Photobiomodulation of lymphatic drainage and clearance: perspective strategy for augmentation of meningeal lymphatic functions

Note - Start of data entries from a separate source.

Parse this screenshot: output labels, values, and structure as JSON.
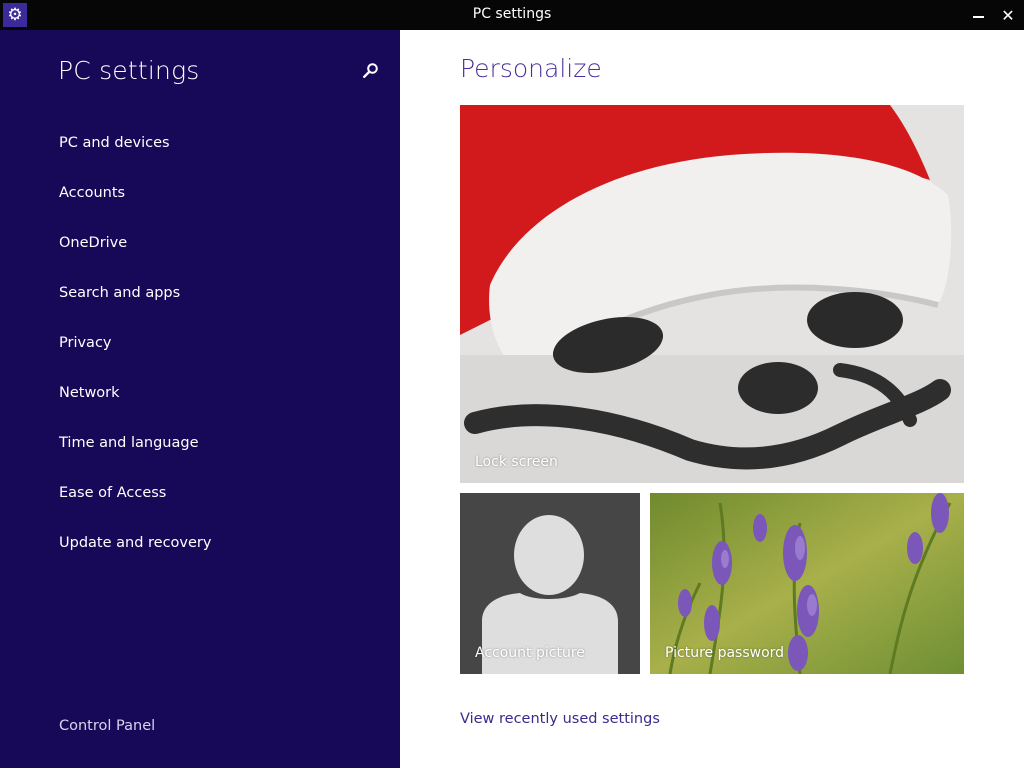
{
  "window": {
    "title": "PC settings",
    "close_glyph": "✕",
    "app_icon": "gear-icon"
  },
  "sidebar": {
    "title": "PC settings",
    "search_icon": "search-icon",
    "items": [
      {
        "label": "PC and devices"
      },
      {
        "label": "Accounts"
      },
      {
        "label": "OneDrive"
      },
      {
        "label": "Search and apps"
      },
      {
        "label": "Privacy"
      },
      {
        "label": "Network"
      },
      {
        "label": "Time and language"
      },
      {
        "label": "Ease of Access"
      },
      {
        "label": "Update and recovery"
      }
    ],
    "control_panel": "Control Panel"
  },
  "main": {
    "title": "Personalize",
    "tiles": {
      "lock_screen": "Lock screen",
      "account_picture": "Account picture",
      "picture_password": "Picture password"
    },
    "view_recent": "View recently used settings"
  },
  "colors": {
    "sidebar_bg": "#180858",
    "accent": "#4b2f9a",
    "titlebar_bg": "#060606"
  }
}
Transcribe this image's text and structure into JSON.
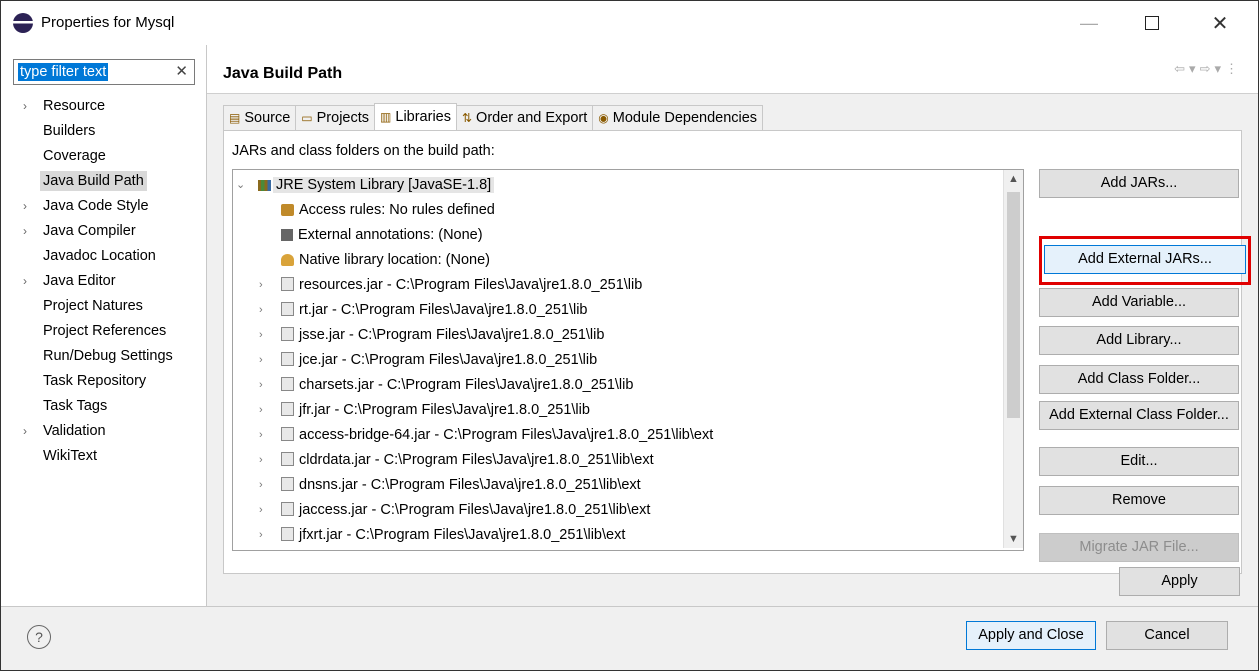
{
  "window": {
    "title": "Properties for Mysql",
    "close_glyph": "✕"
  },
  "filter": {
    "value": "type filter text",
    "clear_glyph": "✕"
  },
  "nav": {
    "items": [
      {
        "label": "Resource",
        "chevron": true
      },
      {
        "label": "Builders",
        "chevron": false
      },
      {
        "label": "Coverage",
        "chevron": false
      },
      {
        "label": "Java Build Path",
        "chevron": false,
        "selected": true
      },
      {
        "label": "Java Code Style",
        "chevron": true
      },
      {
        "label": "Java Compiler",
        "chevron": true
      },
      {
        "label": "Javadoc Location",
        "chevron": false
      },
      {
        "label": "Java Editor",
        "chevron": true
      },
      {
        "label": "Project Natures",
        "chevron": false
      },
      {
        "label": "Project References",
        "chevron": false
      },
      {
        "label": "Run/Debug Settings",
        "chevron": false
      },
      {
        "label": "Task Repository",
        "chevron": false
      },
      {
        "label": "Task Tags",
        "chevron": false
      },
      {
        "label": "Validation",
        "chevron": true
      },
      {
        "label": "WikiText",
        "chevron": false
      }
    ]
  },
  "page": {
    "title": "Java Build Path",
    "tabs": [
      {
        "label": "Source",
        "icon": "source-folder-icon"
      },
      {
        "label": "Projects",
        "icon": "projects-icon"
      },
      {
        "label": "Libraries",
        "icon": "libraries-icon",
        "active": true
      },
      {
        "label": "Order and Export",
        "icon": "order-export-icon"
      },
      {
        "label": "Module Dependencies",
        "icon": "module-icon"
      }
    ],
    "list_label": "JARs and class folders on the build path:"
  },
  "libraries": {
    "root": "JRE System Library [JavaSE-1.8]",
    "attributes": [
      {
        "label": "Access rules: No rules defined",
        "icon": "access-rules-icon"
      },
      {
        "label": "External annotations: (None)",
        "icon": "annotations-icon"
      },
      {
        "label": "Native library location: (None)",
        "icon": "native-library-icon"
      }
    ],
    "jars": [
      "resources.jar - C:\\Program Files\\Java\\jre1.8.0_251\\lib",
      "rt.jar - C:\\Program Files\\Java\\jre1.8.0_251\\lib",
      "jsse.jar - C:\\Program Files\\Java\\jre1.8.0_251\\lib",
      "jce.jar - C:\\Program Files\\Java\\jre1.8.0_251\\lib",
      "charsets.jar - C:\\Program Files\\Java\\jre1.8.0_251\\lib",
      "jfr.jar - C:\\Program Files\\Java\\jre1.8.0_251\\lib",
      "access-bridge-64.jar - C:\\Program Files\\Java\\jre1.8.0_251\\lib\\ext",
      "cldrdata.jar - C:\\Program Files\\Java\\jre1.8.0_251\\lib\\ext",
      "dnsns.jar - C:\\Program Files\\Java\\jre1.8.0_251\\lib\\ext",
      "jaccess.jar - C:\\Program Files\\Java\\jre1.8.0_251\\lib\\ext",
      "jfxrt.jar - C:\\Program Files\\Java\\jre1.8.0_251\\lib\\ext"
    ]
  },
  "buttons": {
    "add_jars": "Add JARs...",
    "add_external_jars": "Add External JARs...",
    "add_variable": "Add Variable...",
    "add_library": "Add Library...",
    "add_class_folder": "Add Class Folder...",
    "add_external_class_folder": "Add External Class Folder...",
    "edit": "Edit...",
    "remove": "Remove",
    "migrate_jar": "Migrate JAR File...",
    "apply": "Apply",
    "apply_and_close": "Apply and Close",
    "cancel": "Cancel"
  },
  "colors": {
    "highlight": "#e00000",
    "selection": "#0078d7"
  }
}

Alzheimer's Disease (AD) is the most common cause of dementia, a general term for loss of memory and other cognitive abilities serious enough to interfere with daily life. In the U.S., approximately 5.5 million people are affected, and the prevalence worldwide is estimated to be as high as 24 million. Despite the worldwide effort to find ways to treat the disease, delay its onset, and prevent it from developing, there are still no drugs that provide an effective therapy. This is why non-pharmacological methods of therapy for AD are being actively researched. It has been proposed, for example, that augmentation of drainage and clearing function of the meningeal lymphatic vessels (MLVs), which play an essential role in maintaining brain homeostasis by draining macromolecules from the Central Nervous System (CNS) into the cervical lymph nodes, could be a promising therapeutic target for preventing or delaying AD. The latest manuscript by Oxana Semyachkina-Glushkovskaya et al. explores this avenue for AD’s treatment by presenting very promising results on the effects of Photobiomodulation (PBM) on lymphatic drainage and clearance. In their pilot studies on mice models of AD, they observed that a 9-day course of transcranial photobiomodulation (tPBM, 1267 nm, 32 J/cm2) reduced beta-amyloid plaques in the brain, which is associated with improving memory and neurocognitive deficit. Additionally, using their original method based on optical coherence tomography (OCT) analysis of clearance of gold nanorods from the brain, they hypothesized that the tPBM-mediated stimulation of lymphatic drainage indeed might be a possible mechanism underlying the tPBM elimination of beta-amyloid from the brain. These very exciting results clearly validate an earlier hypothesis and provide strong incentive for continued development of this breakthrough strategy for an alternative, non-pharmacological therapy for AD.